Have you heard of Wangari Mathai? Well I have not till today until I was watching this program on CNN called Revealed!
Well, it did manage to reveal a new person for me today, that of a Nobel Laureate for Peace, the first woman from Africa winning a Nobel.
Wangari Mathai is an environmental activist and a social activist, now also the co-chair of the Congo Forest Fund, which is on a mission to reduce the de-forestation of the Congo Basin (which incidentally seems to be twice the size of France!).
Wangari was born at a time, when the girl child in the family would not study, but would help with the family work. But, she stuck to it, that she would study and also stood first at school! Not only that she managed to get a scholarship to study in the US and even managed to complete a Ph.D.
If we look at why shes got the Nobel and as to why she is such a revered person in the International Environmental arena, the reason is because she lead from her grassroots movement called the “Green Belt Movement” and others and where she has helped towards planting of more than 30 Million trees! Not only this, she had to go through tremendous difficulties and was abused, ostracized and threatened, yet she did not take a step back and revert from her resolve of planting of more trees and greening the world.
On her travels to various countries post her winning the Nobel prize 2004, when she traveled to Japan, she came across the term and concept – MOTTAINAI and she adopted that term to preech tothe world the importance of the ‘3R’s – Reduce, Reuse and Recycle.
She is now a world respected leader championing the cause of increasing the green cover on Earth and the impact of Climate Change and environmental degradation.
She has also incidentally won the India’s – Indira Gandhi Prize for Peace, Disarmament and Development in 2006.
India also has its share of environmental activists like Baba Amte, Medha Patkar (known for her role in Narmada Bachao Andolan) , the Chipko Movement (“Chipko” in hindi means ” to stick to” ..this was a non-violent agitation where the tribals hugged the trees, so they were not cut down) and many such wonderful examples to peoples determination to stop the needless and reckless cutting down of the green cover on the earth..
To end, a song of the people bringing out the spirit:

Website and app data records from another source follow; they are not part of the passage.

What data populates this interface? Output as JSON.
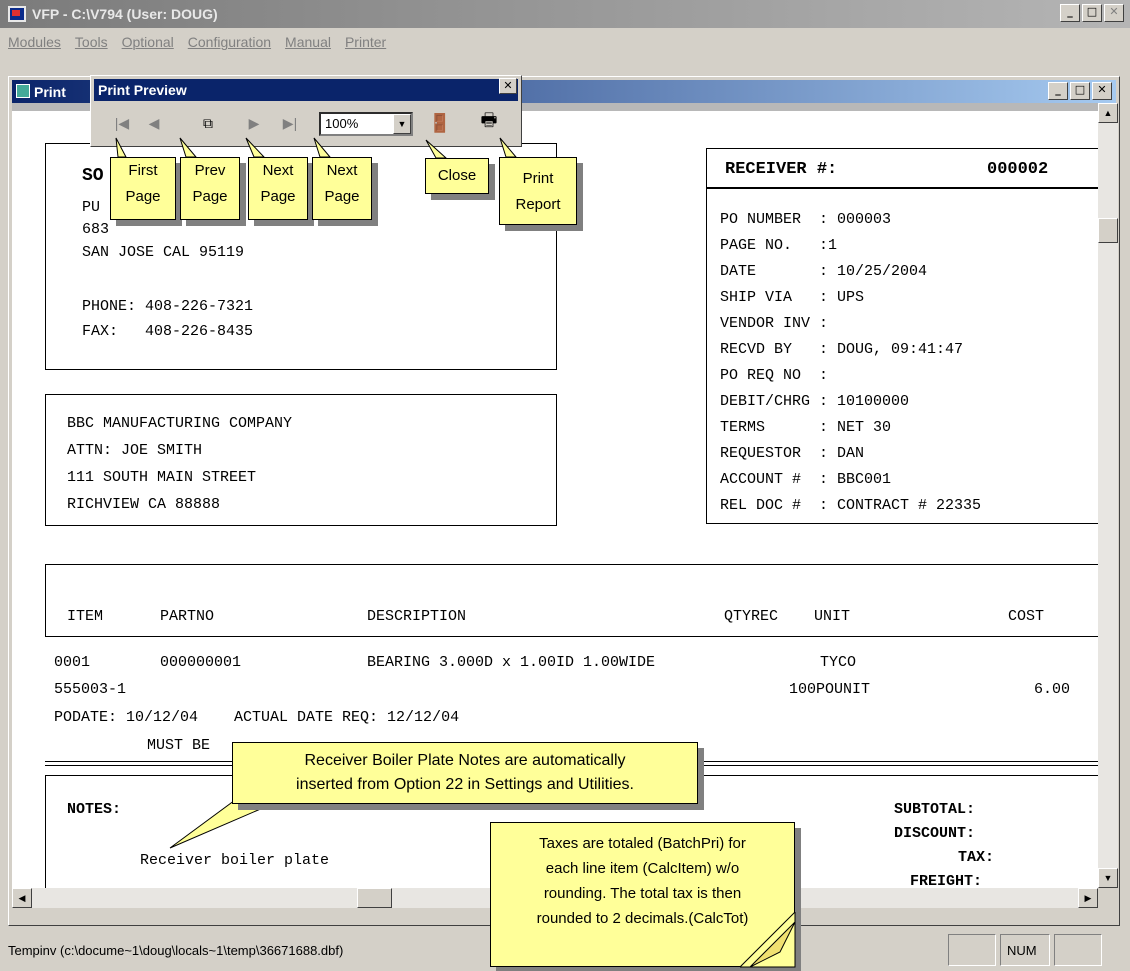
{
  "app": {
    "title": "VFP - C:\\V794  (User: DOUG)",
    "menu": [
      "Modules",
      "Tools",
      "Optional",
      "Configuration",
      "Manual",
      "Printer"
    ]
  },
  "child_window": {
    "title": "Print"
  },
  "print_preview": {
    "title": "Print Preview",
    "zoom": "100%",
    "close_glyph": "✕"
  },
  "callouts": {
    "first": [
      "First",
      "Page"
    ],
    "prev": [
      "Prev",
      "Page"
    ],
    "next1": [
      "Next",
      "Page"
    ],
    "next2": [
      "Next",
      "Page"
    ],
    "close": "Close",
    "print": [
      "Print",
      "Report"
    ],
    "boiler": [
      "Receiver Boiler Plate Notes are automatically",
      "inserted from Option 22 in Settings and Utilities."
    ],
    "taxes": [
      "Taxes are totaled (BatchPri) for",
      "each line item (CalcItem) w/o",
      "rounding.  The total tax is then",
      "rounded to 2 decimals.(CalcTot)"
    ]
  },
  "document": {
    "company_lines": [
      "SO",
      "PU",
      "683",
      "SAN JOSE CAL 95119",
      "",
      "PHONE: 408-226-7321",
      "FAX:   408-226-8435"
    ],
    "receiver_label": "RECEIVER #:",
    "receiver_no": "000002",
    "info_lines": [
      "PO NUMBER  : 000003",
      "PAGE NO.   :1",
      "DATE       : 10/25/2004",
      "SHIP VIA   : UPS",
      "VENDOR INV :",
      "RECVD BY   : DOUG, 09:41:47",
      "PO REQ NO  :",
      "DEBIT/CHRG : 10100000",
      "TERMS      : NET 30",
      "REQUESTOR  : DAN",
      "ACCOUNT #  : BBC001",
      "REL DOC #  : CONTRACT # 22335"
    ],
    "vendor_lines": [
      "BBC MANUFACTURING COMPANY",
      "ATTN: JOE SMITH",
      "111 SOUTH MAIN STREET",
      "RICHVIEW CA 88888"
    ],
    "columns": {
      "item": "ITEM",
      "partno": "PARTNO",
      "description": "DESCRIPTION",
      "qtyrec": "QTYREC",
      "unit": "UNIT",
      "cost": "COST"
    },
    "row1": {
      "item": "0001",
      "partno": "000000001",
      "description": "BEARING 3.000D x 1.00ID 1.00WIDE",
      "unit": "TYCO"
    },
    "row2": {
      "part": "555003-1",
      "qty_unit": "100POUNIT",
      "cost": "6.00"
    },
    "row3": "PODATE: 10/12/04    ACTUAL DATE REQ: 12/12/04",
    "row4": "MUST BE",
    "notes_label": "NOTES:",
    "boiler_text": "Receiver boiler plate",
    "totals": [
      "SUBTOTAL:",
      "DISCOUNT:",
      "TAX:",
      "FREIGHT:"
    ]
  },
  "status": {
    "path": "Tempinv (c:\\docume~1\\doug\\locals~1\\temp\\36671688.dbf)",
    "num": "NUM"
  }
}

“Maatu hamru, paani hamru, hamra hi chhan yi baun bhi… Pitron na lagai baun, hamunahi ta bachon bhi”
(Soil ours, water ours, ours are these forests. Our forefathers raised them, it’s we who must protect them.)
— Old Chipko Song